|For a quick start, check the Color button, then click the Random button a few times.|
The kind of patterns shown here occur in nature. For example, the moon traces out a curve as it moves around the earth. As the earth orbits the sun, the pattern gets more complex. And as the sun moves around the center of our galaxy, the path the moon takes becomes remarkably similar to the patterns you see here. Mathematicians study patterns like these to better understand and describe the complicated motions of planets, satellites, machines and weather systems.
What is the math behind these drawings?
|Encyclogram draws harmonographs, spirographs, and Lissajous figures. The decaying
motion of the plot fills in the shapes with their spiralling-in echo. Encyclogram can also draw the curves in
varying colors against a black background, resulting in breath-taking works of art that can be as beautiful
Harmonographs are mathematically the sums of several harmonic motions in the x and y directions, decayed over time. If the decay is removed, and there are only two harmonic motions (sinusoids), one in x and one in y, then the graphs are Lissajous figures. If another harmonic motion is added to each axis, and they are all in a specific phase relationship, then spirographs can be generated. These are better-known as the result of rolling a (toothed) wheel around inside another wheel, with a pencil point through a hole in the rolling wheel.
You don't have to know any mathematics to use Encyclogram (though if you're studying trigonometry you'll find this applet is an interesting example of what can be done with sine curves!). Simply move the sliders around, and try the check boxes. Here's how it works:
At the left of the applet are two sets of x-pendulum controls; at the right of the applet are two sets of y-pendulum controls. x is the horizontal direction in the drawing area, and y is the vertical direction. Each pendulum (2 per axis) has an amplitude, frequency, and phase.
Frequency generally has the greatest effect, controlling the number of lobes. Amplitude controls the lobe sizes. Phase controls lobe orientations. Spiro gangs the x and y amplitude and frequency controls, and sets the phases for symmetric pirographs. Decay makes the curve spiral inwards. Color sets a black background, and draws the picture in color. WARNING: selecting the color option slows down the picture drawing. Thick draws a thick line. This also slows the drawing speed.
Harmonographs: select the decay option.
Spirographs: select the spiro option. Leave the phases alone for true spirographs. You can change them for interesting effects, but the pictures won't then generally be spirographs.
Lissajous: unselect spiro and decay. Set one amplitude on each side to zero; adjust the sliders in the non-zero groups (e.g. if you set the top sliders each side to zero, adjust the bottom three sliders).
x = ( Ax1 * sin ( Fx1 * t + Px1 ) + Ax2 * sin ( Fx2 * t + Px2 ) ) * dk y = ( Ay1 * sin ( Fy1 * t + Py1 ) + Ay2 * sin ( Fy2 * t + Py2 ) ) * dk
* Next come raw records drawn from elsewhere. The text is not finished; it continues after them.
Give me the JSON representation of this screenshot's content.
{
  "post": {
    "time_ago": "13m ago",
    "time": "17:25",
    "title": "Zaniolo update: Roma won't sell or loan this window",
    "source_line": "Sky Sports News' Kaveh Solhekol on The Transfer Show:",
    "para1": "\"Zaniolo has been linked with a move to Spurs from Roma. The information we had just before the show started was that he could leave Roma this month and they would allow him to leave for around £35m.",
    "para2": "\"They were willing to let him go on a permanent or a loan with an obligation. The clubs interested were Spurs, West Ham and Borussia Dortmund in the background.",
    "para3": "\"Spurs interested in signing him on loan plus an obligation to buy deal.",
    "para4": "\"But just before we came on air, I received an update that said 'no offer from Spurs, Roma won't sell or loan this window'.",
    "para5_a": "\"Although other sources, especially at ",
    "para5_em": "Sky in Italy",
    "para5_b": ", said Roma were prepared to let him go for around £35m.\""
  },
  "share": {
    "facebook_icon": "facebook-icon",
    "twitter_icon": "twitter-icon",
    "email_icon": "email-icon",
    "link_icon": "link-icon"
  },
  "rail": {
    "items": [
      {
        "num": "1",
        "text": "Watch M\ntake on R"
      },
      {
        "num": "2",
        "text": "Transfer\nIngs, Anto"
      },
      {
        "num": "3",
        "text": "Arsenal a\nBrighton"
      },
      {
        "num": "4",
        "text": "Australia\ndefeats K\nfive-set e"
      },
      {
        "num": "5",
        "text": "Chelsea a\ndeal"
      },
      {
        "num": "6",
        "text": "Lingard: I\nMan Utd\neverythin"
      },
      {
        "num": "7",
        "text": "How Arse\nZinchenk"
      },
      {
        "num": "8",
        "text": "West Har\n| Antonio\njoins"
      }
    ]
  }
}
where the As are amplitudes, the Fs are frequencies, the Ps are phases, and dk = exp ( -k * t ), for some constant k.
x = ( R + r ) * cos ( t ) - ( r + O ) * cos ( ( (R + r ) / r ) * t ) y = ( R + r ) * sin ( t ) - ( r + O ) * sin ( ( (R + r ) / r ) * t )
which is a harmonogram, by setting the decay constant to zero, Ax1 = R + r, etc, and adjusting the phase offsets to transform sine to cosine and to switch + to -.
x = sin ( n * t + c ) y = cos ( t )
which again, can be derived from the harmonogram by suitable choice of parameters.
A Lissajous figure is a path traced out in the plane by a particle each of whose coordinates are under simple harmonic motion. Such trajectories are often encountered in physics.
Lissajous figures are sometimes called Bowditch curves after Nathaniel Bowditch who considered them in 1815. They were studied in more detail (independently) by Jules-Antoine Lissajous in 1857.
The platform or the pendula are set in motion by hand. The oscillations decay, with the resulting curves getting smaller and smaller, spiralling in in a highly wobbly way. Weights are often located at various positions on the table to produce different oscillatory patterns, or the pendula lengths are adjusted.
The harmonograph was pioneered by the French physicist, Jules Antoine Lissajous in 1857. The first harmonograph actually used a light beam on a screen instead of the pens on paper that are used today. You can make your own by suspending a pencil flashlight from the ceiling by a number (e.g. 3) of strings (connect the flashlight by a few feet of string to the knot where you join the ceiling strings). Place a camera under the flashlight, darken the room and open the lens shutter for several seconds, and set the flashlight swinging in an arc.
Following the invention of the harmonograph it became a very popular device and was found in many homes. After the early 1900s it decreased in popularity and is rarely seen today.
Can be downloaded as an application on download page